“When facts change, I change my mind,” John Maynard Keynes famously said. With long-term interest rates currently near zero, the European Union should reform its fiscal framework to allow member states to increase their debt-financed public investments.
This speech was delivered by Guntram Wolff at the Informal ECOFIN Meeting in Bucharest on 5 April 2019.
For decades, Europe has served as a steward of the post-war liberal order, ensuring that economic rules are enforced and that national ambitions are subordinated to shared goals within multilateral bodies. But with the United States and China increasingly mixing economics with nationalist foreign-policy agendas, Europe will have to adapt.
Bruegel director Guntram Wolff and senior fellow André Sapir discuss how potential WTO reform could better accommodate China.

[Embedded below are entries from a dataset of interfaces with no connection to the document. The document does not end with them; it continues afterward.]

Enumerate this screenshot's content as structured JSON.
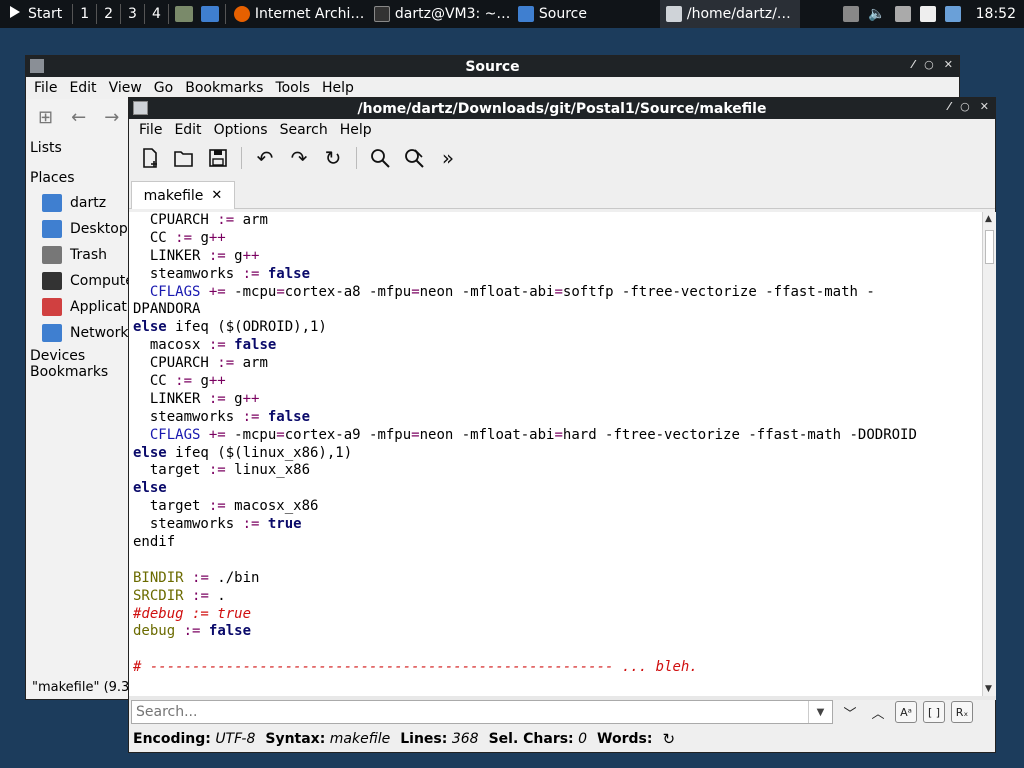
{
  "taskbar": {
    "start_label": "Start",
    "workspaces": [
      "1",
      "2",
      "3",
      "4"
    ],
    "tasks": [
      {
        "label": "Internet Archi…"
      },
      {
        "label": "dartz@VM3: ~…"
      },
      {
        "label": "Source"
      },
      {
        "label": "/home/dartz/…"
      }
    ],
    "clock": "18:52"
  },
  "file_manager": {
    "title": "Source",
    "menu": [
      "File",
      "Edit",
      "View",
      "Go",
      "Bookmarks",
      "Tools",
      "Help"
    ],
    "lists_label": "Lists",
    "places_label": "Places",
    "places": [
      {
        "label": "dartz",
        "icon": "home-folder-icon",
        "color": "#3f7fd0"
      },
      {
        "label": "Desktop",
        "icon": "desktop-icon",
        "color": "#3f7fd0"
      },
      {
        "label": "Trash",
        "icon": "trash-icon",
        "color": "#777777"
      },
      {
        "label": "Compute",
        "icon": "computer-icon",
        "color": "#333333"
      },
      {
        "label": "Applicati",
        "icon": "applications-icon",
        "color": "#d04040"
      },
      {
        "label": "Network",
        "icon": "network-icon",
        "color": "#3f7fd0"
      }
    ],
    "devices_label": "Devices",
    "bookmarks_label": "Bookmarks",
    "status": "\"makefile\" (9.3"
  },
  "editor": {
    "title": "/home/dartz/Downloads/git/Postal1/Source/makefile",
    "menu": [
      "File",
      "Edit",
      "Options",
      "Search",
      "Help"
    ],
    "tab": {
      "label": "makefile",
      "close": "✕"
    },
    "code_lines": [
      [
        {
          "t": "  CPUARCH ",
          "c": ""
        },
        {
          "t": ":=",
          "c": "op"
        },
        {
          "t": " arm",
          "c": ""
        }
      ],
      [
        {
          "t": "  CC ",
          "c": ""
        },
        {
          "t": ":=",
          "c": "op"
        },
        {
          "t": " g",
          "c": ""
        },
        {
          "t": "++",
          "c": "op"
        }
      ],
      [
        {
          "t": "  LINKER ",
          "c": ""
        },
        {
          "t": ":=",
          "c": "op"
        },
        {
          "t": " g",
          "c": ""
        },
        {
          "t": "++",
          "c": "op"
        }
      ],
      [
        {
          "t": "  steamworks ",
          "c": ""
        },
        {
          "t": ":=",
          "c": "op"
        },
        {
          "t": " ",
          "c": ""
        },
        {
          "t": "false",
          "c": "kw"
        }
      ],
      [
        {
          "t": "  CFLAGS ",
          "c": "cfl"
        },
        {
          "t": "+=",
          "c": "op"
        },
        {
          "t": " -m",
          "c": ""
        },
        {
          "t": "cpu",
          "c": ""
        },
        {
          "t": "=",
          "c": "op"
        },
        {
          "t": "cortex-a8 -mfpu",
          "c": ""
        },
        {
          "t": "=",
          "c": "op"
        },
        {
          "t": "neon -mfloat-abi",
          "c": ""
        },
        {
          "t": "=",
          "c": "op"
        },
        {
          "t": "softfp -ftree-vectorize -ffast-math -",
          "c": ""
        }
      ],
      [
        {
          "t": "DPANDORA",
          "c": ""
        }
      ],
      [
        {
          "t": "else",
          "c": "kw"
        },
        {
          "t": " ifeq ($(ODROID),1)",
          "c": ""
        }
      ],
      [
        {
          "t": "  macosx ",
          "c": ""
        },
        {
          "t": ":=",
          "c": "op"
        },
        {
          "t": " ",
          "c": ""
        },
        {
          "t": "false",
          "c": "kw"
        }
      ],
      [
        {
          "t": "  CPUARCH ",
          "c": ""
        },
        {
          "t": ":=",
          "c": "op"
        },
        {
          "t": " arm",
          "c": ""
        }
      ],
      [
        {
          "t": "  CC ",
          "c": ""
        },
        {
          "t": ":=",
          "c": "op"
        },
        {
          "t": " g",
          "c": ""
        },
        {
          "t": "++",
          "c": "op"
        }
      ],
      [
        {
          "t": "  LINKER ",
          "c": ""
        },
        {
          "t": ":=",
          "c": "op"
        },
        {
          "t": " g",
          "c": ""
        },
        {
          "t": "++",
          "c": "op"
        }
      ],
      [
        {
          "t": "  steamworks ",
          "c": ""
        },
        {
          "t": ":=",
          "c": "op"
        },
        {
          "t": " ",
          "c": ""
        },
        {
          "t": "false",
          "c": "kw"
        }
      ],
      [
        {
          "t": "  CFLAGS ",
          "c": "cfl"
        },
        {
          "t": "+=",
          "c": "op"
        },
        {
          "t": " -mcpu",
          "c": ""
        },
        {
          "t": "=",
          "c": "op"
        },
        {
          "t": "cortex-a9 -mfpu",
          "c": ""
        },
        {
          "t": "=",
          "c": "op"
        },
        {
          "t": "neon -mfloat-abi",
          "c": ""
        },
        {
          "t": "=",
          "c": "op"
        },
        {
          "t": "hard -ftree-vectorize -ffast-math -DODROID",
          "c": ""
        }
      ],
      [
        {
          "t": "else",
          "c": "kw"
        },
        {
          "t": " ifeq ($(linux_x86),1)",
          "c": ""
        }
      ],
      [
        {
          "t": "  target ",
          "c": ""
        },
        {
          "t": ":=",
          "c": "op"
        },
        {
          "t": " linux_x86",
          "c": ""
        }
      ],
      [
        {
          "t": "else",
          "c": "kw"
        }
      ],
      [
        {
          "t": "  target ",
          "c": ""
        },
        {
          "t": ":=",
          "c": "op"
        },
        {
          "t": " macosx_x86",
          "c": ""
        }
      ],
      [
        {
          "t": "  steamworks ",
          "c": ""
        },
        {
          "t": ":=",
          "c": "op"
        },
        {
          "t": " ",
          "c": ""
        },
        {
          "t": "true",
          "c": "kw"
        }
      ],
      [
        {
          "t": "endif",
          "c": ""
        }
      ],
      [
        {
          "t": "",
          "c": ""
        }
      ],
      [
        {
          "t": "BINDIR",
          "c": "var"
        },
        {
          "t": " ",
          "c": ""
        },
        {
          "t": ":=",
          "c": "op"
        },
        {
          "t": " ./bin",
          "c": ""
        }
      ],
      [
        {
          "t": "SRCDIR",
          "c": "var"
        },
        {
          "t": " ",
          "c": ""
        },
        {
          "t": ":=",
          "c": "op"
        },
        {
          "t": " .",
          "c": ""
        }
      ],
      [
        {
          "t": "#debug := true",
          "c": "cmt"
        }
      ],
      [
        {
          "t": "debug",
          "c": "var"
        },
        {
          "t": " ",
          "c": ""
        },
        {
          "t": ":=",
          "c": "op"
        },
        {
          "t": " ",
          "c": ""
        },
        {
          "t": "false",
          "c": "kw"
        }
      ],
      [
        {
          "t": "",
          "c": ""
        }
      ],
      [
        {
          "t": "# ------------------------------------------------------- ... bleh.",
          "c": "cmt"
        }
      ]
    ],
    "search": {
      "placeholder": "Search...",
      "value": ""
    },
    "status": {
      "encoding_label": "Encoding:",
      "encoding": "UTF-8",
      "syntax_label": "Syntax:",
      "syntax": "makefile",
      "lines_label": "Lines:",
      "lines": "368",
      "selchars_label": "Sel. Chars:",
      "selchars": "0",
      "words_label": "Words:"
    }
  },
  "colors": {
    "desktop": "#1c3c5c",
    "titlebar": "#1f2326",
    "keyword": "#0a0a6a",
    "variable": "#6b6b00",
    "operator": "#7a0060",
    "comment": "#d01010"
  }
}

This episode of 'The Sound of Economics' features Bruegel senior fellow J. Scott Marcus in conversation with Lise Fuhr, director general, European Telecommunications Network Operators' Association (ETNO).
All-day conference about how the European policy-making will have to adapt to the digital transformation.
Who tends to get the blame for the Euro crisis in national media? What do national politicians think about the EU and EMU?
How should the EU taxation policy be reformed?
Far-right candidate Jair Bolsonaro won the Brazilian presidential elections after a highly polarising campaign. We review economists’ and scholars’ views of what this means for Brazil going forward.